The Spanish online gambling regulator – the Dirección General de Ordenación del Juego (DGOJ) – has announced it will be issuing cross-border online poker licenses “in the coming weeks” that will facilitate the first stage of a liquidity-sharing project between Spain, France, Italy and Portugal.
In July last year, online gambling regulators from Europe´s four ring-fenced countries agreed a “basis of cooperation” with the aim of creating a shared liquidity pool for online poker. The process of creating the pan-European market pushed ahead despite the continuing failure of the Portuguese market and objections from Italian politicians.
Last month, France´s online gambling regulator – the Autorité de Régulation des Jeux En Ligne (ARJEL) – issued its first cross-border online poker license to PokerStars.fr; and earlier this week its Spanish counterpart said it will also be issuing cross-border online poker licenses as soon as the law permitting it to do so is published in the Official State Gazette.
Once the licenses are issued, operators with cross-border online poker licenses will be able to combine their player pools from Spain and France. No timeframe has been suggested for when operators in Portugal will be able to join the pan-European market, and nothing is expected to happen in Italy until after the country´s elections take place in March.
PokerStars and Party to be First in the Queue
PokerStars and Party Poker are expected to be the first recipients of Spanish cross-border online poker licenses.
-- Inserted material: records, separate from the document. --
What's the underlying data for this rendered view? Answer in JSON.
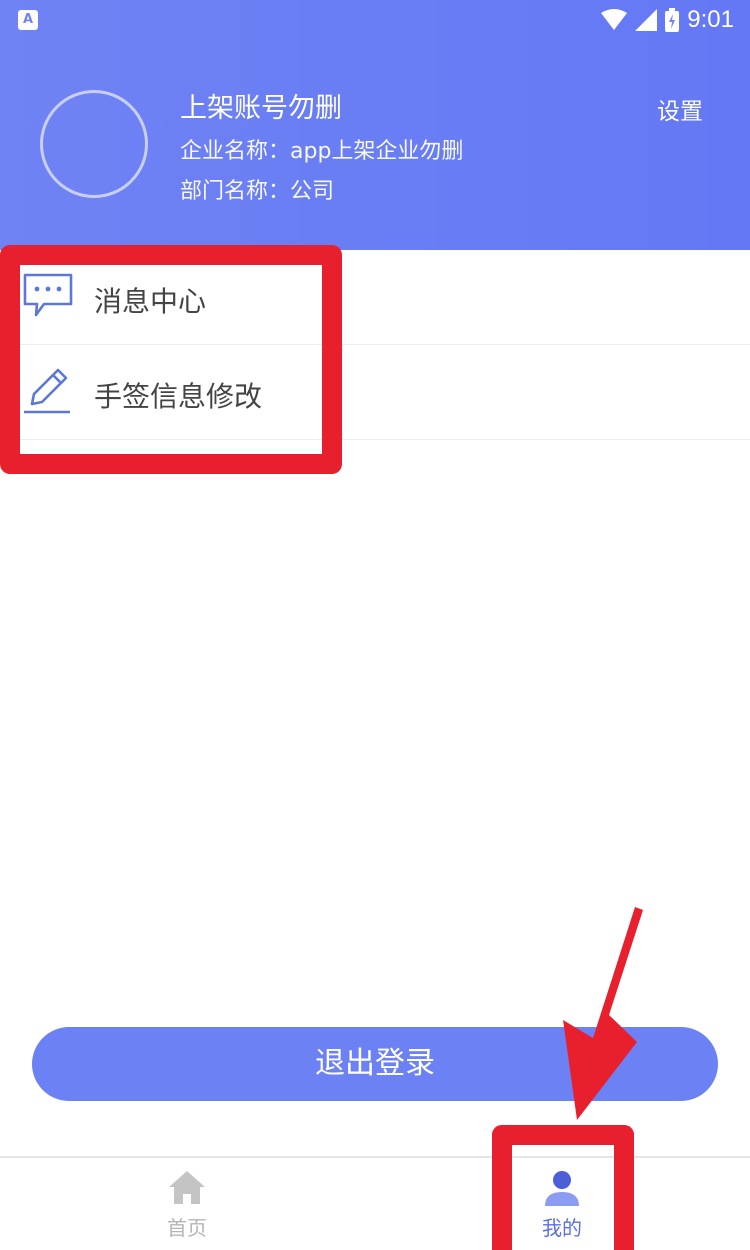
{
  "status_bar": {
    "app_icon_letter": "A",
    "time": "9:01"
  },
  "profile": {
    "name": "上架账号勿删",
    "company": "企业名称：app上架企业勿删",
    "department": "部门名称：公司",
    "settings_label": "设置"
  },
  "menu": {
    "items": [
      {
        "label": "消息中心",
        "icon": "chat-bubble-icon"
      },
      {
        "label": "手签信息修改",
        "icon": "pen-icon"
      }
    ]
  },
  "logout_label": "退出登录",
  "bottom_nav": {
    "tabs": [
      {
        "label": "首页",
        "icon": "home-icon",
        "active": false
      },
      {
        "label": "我的",
        "icon": "user-icon",
        "active": true
      }
    ]
  },
  "colors": {
    "header_gradient_start": "#6f83f4",
    "header_gradient_end": "#6478f5",
    "accent": "#6c82f4",
    "annotation_red": "#e8202e",
    "inactive_gray": "#b5b5b5"
  }
}
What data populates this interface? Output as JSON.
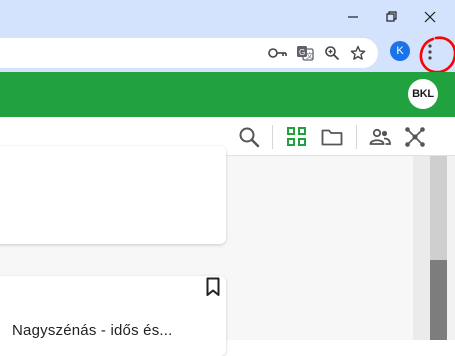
{
  "window": {
    "controls": [
      "minimize",
      "restore",
      "close"
    ]
  },
  "browser": {
    "profile_initial": "K",
    "toolbar_icons": [
      "key-icon",
      "translate-icon",
      "zoom-icon",
      "star-icon"
    ],
    "menu_icon": "more-vert-icon",
    "annotation_color": "#ff0000"
  },
  "app": {
    "brand_color": "#21a23f",
    "user_initials": "BKL",
    "actions": [
      "search-icon",
      "grid-view-icon",
      "folder-icon",
      "people-icon",
      "network-icon"
    ]
  },
  "content": {
    "card_title": "Nagyszénás - idős és..."
  }
}
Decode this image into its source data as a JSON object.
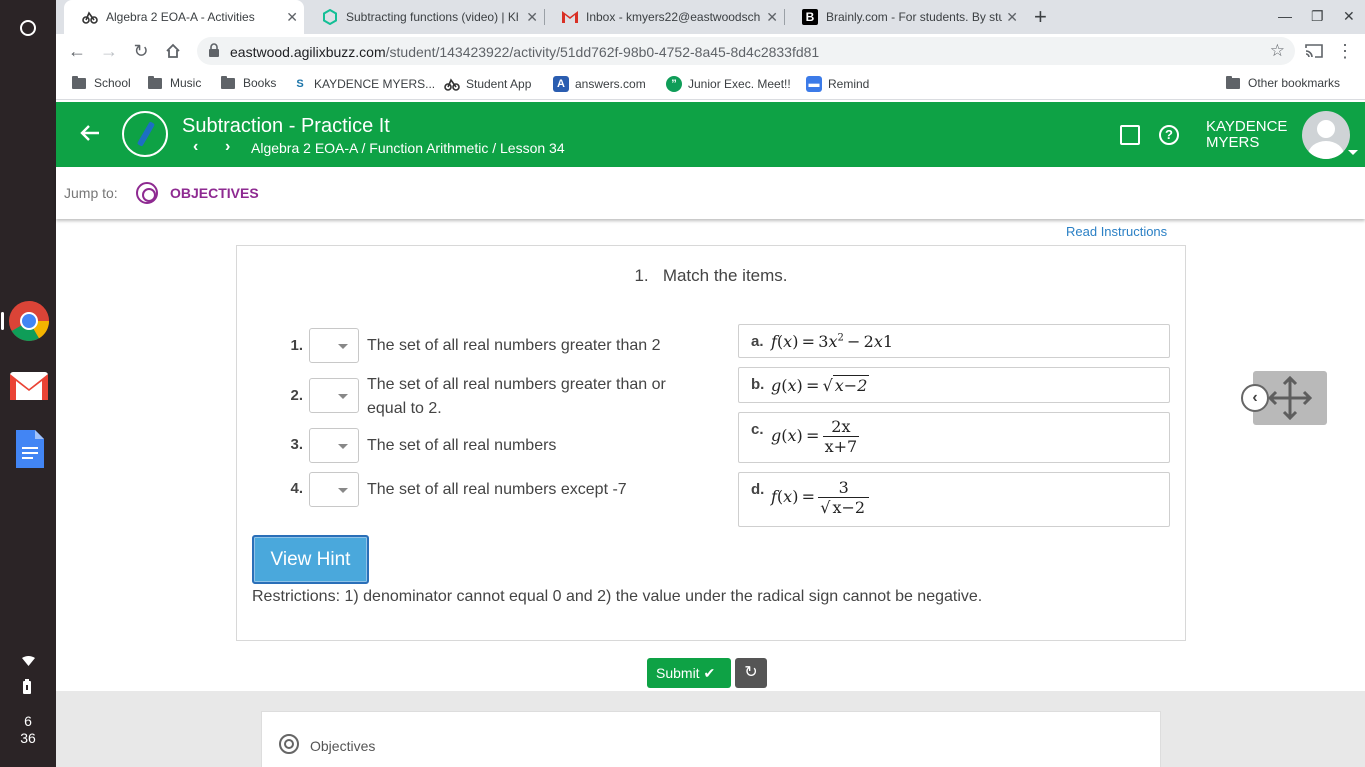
{
  "shelf": {
    "clock_hour": "6",
    "clock_minute": "36"
  },
  "tabs": [
    {
      "title": "Algebra 2 EOA-A - Activities",
      "icon": "agilix-icon"
    },
    {
      "title": "Subtracting functions (video) | Kh",
      "icon": "khan-academy-icon"
    },
    {
      "title": "Inbox - kmyers22@eastwoodsch",
      "icon": "gmail-icon"
    },
    {
      "title": "Brainly.com - For students. By stu",
      "icon": "brainly-icon"
    }
  ],
  "address": {
    "domain": "eastwood.agilixbuzz.com",
    "path": "/student/143423922/activity/51dd762f-98b0-4752-8a45-8d4c2833fd81"
  },
  "bookmarks": [
    "School",
    "Music",
    "Books",
    "KAYDENCE MYERS...",
    "Student App",
    "answers.com",
    "Junior Exec. Meet!!",
    "Remind"
  ],
  "other_bookmarks": "Other bookmarks",
  "header": {
    "title": "Subtraction - Practice It",
    "breadcrumb": "Algebra 2 EOA-A / Function Arithmetic / Lesson 34",
    "user_first": "KAYDENCE",
    "user_last": "MYERS"
  },
  "jump": {
    "label": "Jump to:",
    "objectives": "OBJECTIVES"
  },
  "read_instructions": "Read Instructions",
  "question": {
    "number": "1.",
    "prompt": "Match the items.",
    "items": [
      {
        "num": "1.",
        "text": "The set of all real numbers greater than 2"
      },
      {
        "num": "2.",
        "text": "The set of all real numbers greater than or equal to 2."
      },
      {
        "num": "3.",
        "text": "The set of all real numbers"
      },
      {
        "num": "4.",
        "text": "The set of all real numbers except -7"
      }
    ],
    "options": [
      {
        "letter": "a.",
        "fn": "f",
        "var": "x",
        "coef1": "3",
        "exp": "2",
        "rest": "2",
        "tail": "1"
      },
      {
        "letter": "b.",
        "fn": "g",
        "var": "x",
        "radicand": "x−2"
      },
      {
        "letter": "c.",
        "fn": "g",
        "var": "x",
        "numerator": "2x",
        "denominator": "x+7"
      },
      {
        "letter": "d.",
        "fn": "f",
        "var": "x",
        "numerator": "3",
        "denominator": "x−2"
      }
    ],
    "hint_button": "View Hint",
    "hint_text": "Restrictions: 1) denominator cannot equal 0 and 2) the value under the radical sign cannot be negative.",
    "submit": "Submit",
    "submit_check": "✔"
  },
  "objectives_panel": {
    "title": "Objectives"
  }
}
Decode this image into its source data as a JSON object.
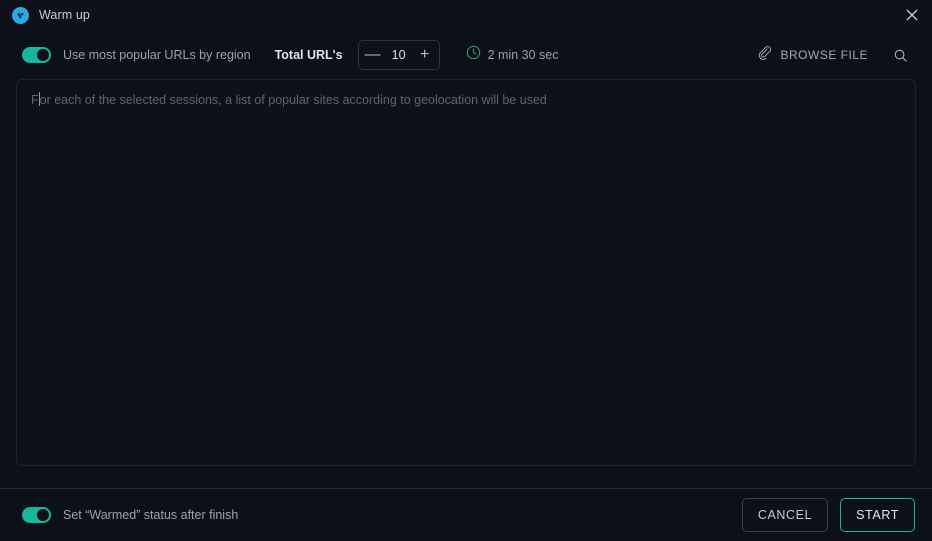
{
  "window": {
    "title": "Warm up",
    "logo_icon": "globe-swoosh-icon",
    "close_icon": "close-icon",
    "accent_color": "#16b79b",
    "logo_color": "#2aa9e0",
    "background_color": "#0b1019"
  },
  "toolbar": {
    "popular_urls_toggle": {
      "label": "Use most popular URLs by region",
      "state": "on"
    },
    "total_urls": {
      "label": "Total URL's",
      "value": "10",
      "decrement_label": "—",
      "increment_label": "+"
    },
    "duration": {
      "icon": "clock-icon",
      "text": "2 min 30 sec"
    },
    "browse_file": {
      "icon": "paperclip-icon",
      "label": "BROWSE FILE"
    },
    "search": {
      "icon": "search-icon"
    }
  },
  "editor": {
    "placeholder_before_caret": "F",
    "placeholder_after_caret": "or each of the selected sessions, a list of popular sites according to geolocation will be used",
    "value": ""
  },
  "footer": {
    "warmed_toggle": {
      "label": "Set “Warmed” status after finish",
      "state": "on"
    },
    "cancel_label": "CANCEL",
    "start_label": "START"
  }
}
Both have a presence in Spain and France, and although Party Poker´s Spanish presence is miniscule (partypoker.es has not hosted a multitable tournament since May 2015), the site hopes liquidity sharing will signal a reversal in its fortunes.
The French online poker site Winamax was also expected to apply for cross-border licenses in Spain and France, but the site might be having second thoughts. Despite declaring its support for a pan-European market – and signing Spain´s Adrian Mateos and Italy´s Mustapha Kanit as sponsored pros last October – Winamax hasn´t been quick to apply for either French or Spanish cross-border poker licenses.
One of the issues obstructing Winamax from obtaining a Spanish cross-border poker license is that it allows players from outside France to play on its poker platform. This is contrary to Spanish licensing regulations; and, as Winamax does not have a presence in Spain, the site may be considering whether it is worth abandoning its non-French customers in order to obtain a license in Spain.
888Poker Also Appears Reluctant to Get Involved
With Winamax and PokerStars sharing 80% of the French online poker market, 888Poker doesn´t appear to be in much of a hurry to join pan-European liquidity sharing either. 888Poker does have a healthy market share in Spain, but rather than try to make a profitable incursion into France, the site has decided to turn its attentions to the much more open Italian market.
On Tuesday, the company launched 888Poker.it to complement its existing Italian-facing sports betting site and online casino. The launch is being supported by a substantial marketing campaign and it will be interesting to see where 888Poker.it lands among its competition once the dust has settled. The result could determine whether the company eventually moves into the French online poker market and seriously gets involved in pan-European liquidity sharing.
Consequently it looks as though the launch of a pan-European market could be a bit of an anti-climax. The only two operators likely to take advantage of the initial liquidity sharing possibilities will be PokerStars and Party Poker – the latter being a very minor player in European regulated markets – while Winamax and 888Poker may just sit on the fence. Not quite the “great news for poker in Europe” forecast by some industry observers.